◆ EXERCISE
Please print all of the records that follow with nothing altered.

(Component data from apps and pages)

<<<<

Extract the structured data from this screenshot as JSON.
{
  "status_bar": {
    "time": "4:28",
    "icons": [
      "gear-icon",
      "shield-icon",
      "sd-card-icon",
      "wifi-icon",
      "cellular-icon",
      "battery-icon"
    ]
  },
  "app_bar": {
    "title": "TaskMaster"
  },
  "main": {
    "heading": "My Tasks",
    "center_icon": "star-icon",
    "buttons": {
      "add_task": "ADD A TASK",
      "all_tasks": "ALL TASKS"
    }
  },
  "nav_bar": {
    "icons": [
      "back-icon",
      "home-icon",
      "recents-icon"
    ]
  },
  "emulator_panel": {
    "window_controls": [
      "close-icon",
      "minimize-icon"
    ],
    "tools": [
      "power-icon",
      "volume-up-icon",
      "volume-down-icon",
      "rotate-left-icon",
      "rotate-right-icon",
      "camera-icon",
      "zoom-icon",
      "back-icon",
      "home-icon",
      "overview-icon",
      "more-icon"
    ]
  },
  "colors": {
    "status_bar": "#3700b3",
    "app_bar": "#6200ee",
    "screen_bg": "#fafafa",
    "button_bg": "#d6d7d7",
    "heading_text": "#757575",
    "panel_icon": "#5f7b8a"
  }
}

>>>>

◆ EXPECTED ANSWER
Extract the structured data from this screenshot as JSON.
{
  "status_bar": {
    "time": "4:28",
    "icons": [
      "gear-icon",
      "shield-icon",
      "sd-card-icon",
      "wifi-icon",
      "cellular-icon",
      "battery-icon"
    ]
  },
  "app_bar": {
    "title": "TaskMaster"
  },
  "main": {
    "heading": "My Tasks",
    "center_icon": "star-icon",
    "buttons": {
      "add_task": "ADD A TASK",
      "all_tasks": "ALL TASKS"
    }
  },
  "nav_bar": {
    "icons": [
      "back-icon",
      "home-icon",
      "recents-icon"
    ]
  },
  "emulator_panel": {
    "window_controls": [
      "close-icon",
      "minimize-icon"
    ],
    "tools": [
      "power-icon",
      "volume-up-icon",
      "volume-down-icon",
      "rotate-left-icon",
      "rotate-right-icon",
      "camera-icon",
      "zoom-icon",
      "back-icon",
      "home-icon",
      "overview-icon",
      "more-icon"
    ]
  },
  "colors": {
    "status_bar": "#3700b3",
    "app_bar": "#6200ee",
    "screen_bg": "#fafafa",
    "button_bg": "#d6d7d7",
    "heading_text": "#757575",
    "panel_icon": "#5f7b8a"
  }
}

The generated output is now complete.